The Freakonomics blog recently posted a farewell address from agricultural economist William A. Masters. Masters is transitioning from Perdue University to Tufts University and had some interesting comments on what a "sustainable food system" should look like:
"People say they want to buy local and artisanal food so as to promote the local economy, or to avoid environmental damage from long-distance transport. But when scholars investigate these claims, they may turn out to be very fragile. What if organic, local, traditional and artisanal products don’t actually deliver a healthier, more secure and sustainable food system?What also interests me is that he left some room for respecting the wishes of consumers. Even if the health, environment and economic arguments are false, there is still a place for consumers to have their own way. After a fair criticism of the scares food writers are dredging, Masters said:
"This is not a hypothetical question. Right now, the preponderance of evidence is pointing in that direction.
"It seems likely that improved health, security and sustainability will actually come from other kinds of intervention, such as more rigorous control of e. coli or salmonella, limiting fertilizer runoff from conventional agriculture, and building more efficient supply chains from tropical to temperate countries. These more effective measures don’t preclude but also don’t support the pursuit of organic, traditional, local and artisanal qualities that food consumers are demanding."
"Eventually I hope to do some writing for popular rather than academic audiences, to help replace what I see as misleading stories about health and the environment with a more accurate narrative about what’s actually desirable in higher quality foods.Well put. I look forward to reading when it comes out.
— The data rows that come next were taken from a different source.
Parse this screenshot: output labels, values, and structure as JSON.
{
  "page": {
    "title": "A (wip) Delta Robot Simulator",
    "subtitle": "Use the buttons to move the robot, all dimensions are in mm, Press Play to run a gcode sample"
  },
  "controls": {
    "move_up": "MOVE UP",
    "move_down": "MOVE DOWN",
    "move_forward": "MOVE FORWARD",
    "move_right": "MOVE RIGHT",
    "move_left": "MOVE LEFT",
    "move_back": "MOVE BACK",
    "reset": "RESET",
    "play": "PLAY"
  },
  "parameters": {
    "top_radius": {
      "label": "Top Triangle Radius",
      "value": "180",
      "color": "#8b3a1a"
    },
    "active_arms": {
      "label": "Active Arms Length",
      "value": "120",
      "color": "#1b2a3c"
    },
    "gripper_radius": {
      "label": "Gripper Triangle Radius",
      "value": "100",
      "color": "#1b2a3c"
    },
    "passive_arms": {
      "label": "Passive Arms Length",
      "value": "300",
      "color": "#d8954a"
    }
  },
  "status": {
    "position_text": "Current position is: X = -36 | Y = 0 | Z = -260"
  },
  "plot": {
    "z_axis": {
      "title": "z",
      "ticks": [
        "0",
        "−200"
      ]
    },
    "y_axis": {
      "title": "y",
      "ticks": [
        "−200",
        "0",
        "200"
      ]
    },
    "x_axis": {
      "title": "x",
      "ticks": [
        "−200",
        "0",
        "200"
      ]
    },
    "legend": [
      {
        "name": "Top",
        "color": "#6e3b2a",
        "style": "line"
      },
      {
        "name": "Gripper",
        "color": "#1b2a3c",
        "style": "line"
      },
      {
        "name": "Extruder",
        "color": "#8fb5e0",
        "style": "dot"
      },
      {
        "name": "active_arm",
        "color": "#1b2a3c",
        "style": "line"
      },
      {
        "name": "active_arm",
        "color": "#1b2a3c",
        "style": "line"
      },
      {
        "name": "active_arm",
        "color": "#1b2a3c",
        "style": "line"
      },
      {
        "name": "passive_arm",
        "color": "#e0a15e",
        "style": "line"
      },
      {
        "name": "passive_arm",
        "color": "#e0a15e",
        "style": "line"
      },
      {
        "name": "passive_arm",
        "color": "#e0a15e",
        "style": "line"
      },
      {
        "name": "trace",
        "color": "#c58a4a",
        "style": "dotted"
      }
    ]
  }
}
"My working title is Food without Fear, aiming to help readers enjoy various qualities without a misplaced sense of fear or guilt that shopping for conventional carrots at Wal-Mart will harm themselves or others, or a misplaced sense of foolishness about paying five times as much for a more delicious organic carrot on a sunny day at a farmers’ market. Plenty of smart people do both those things, and they should not feel fearful, guilty or foolish about it."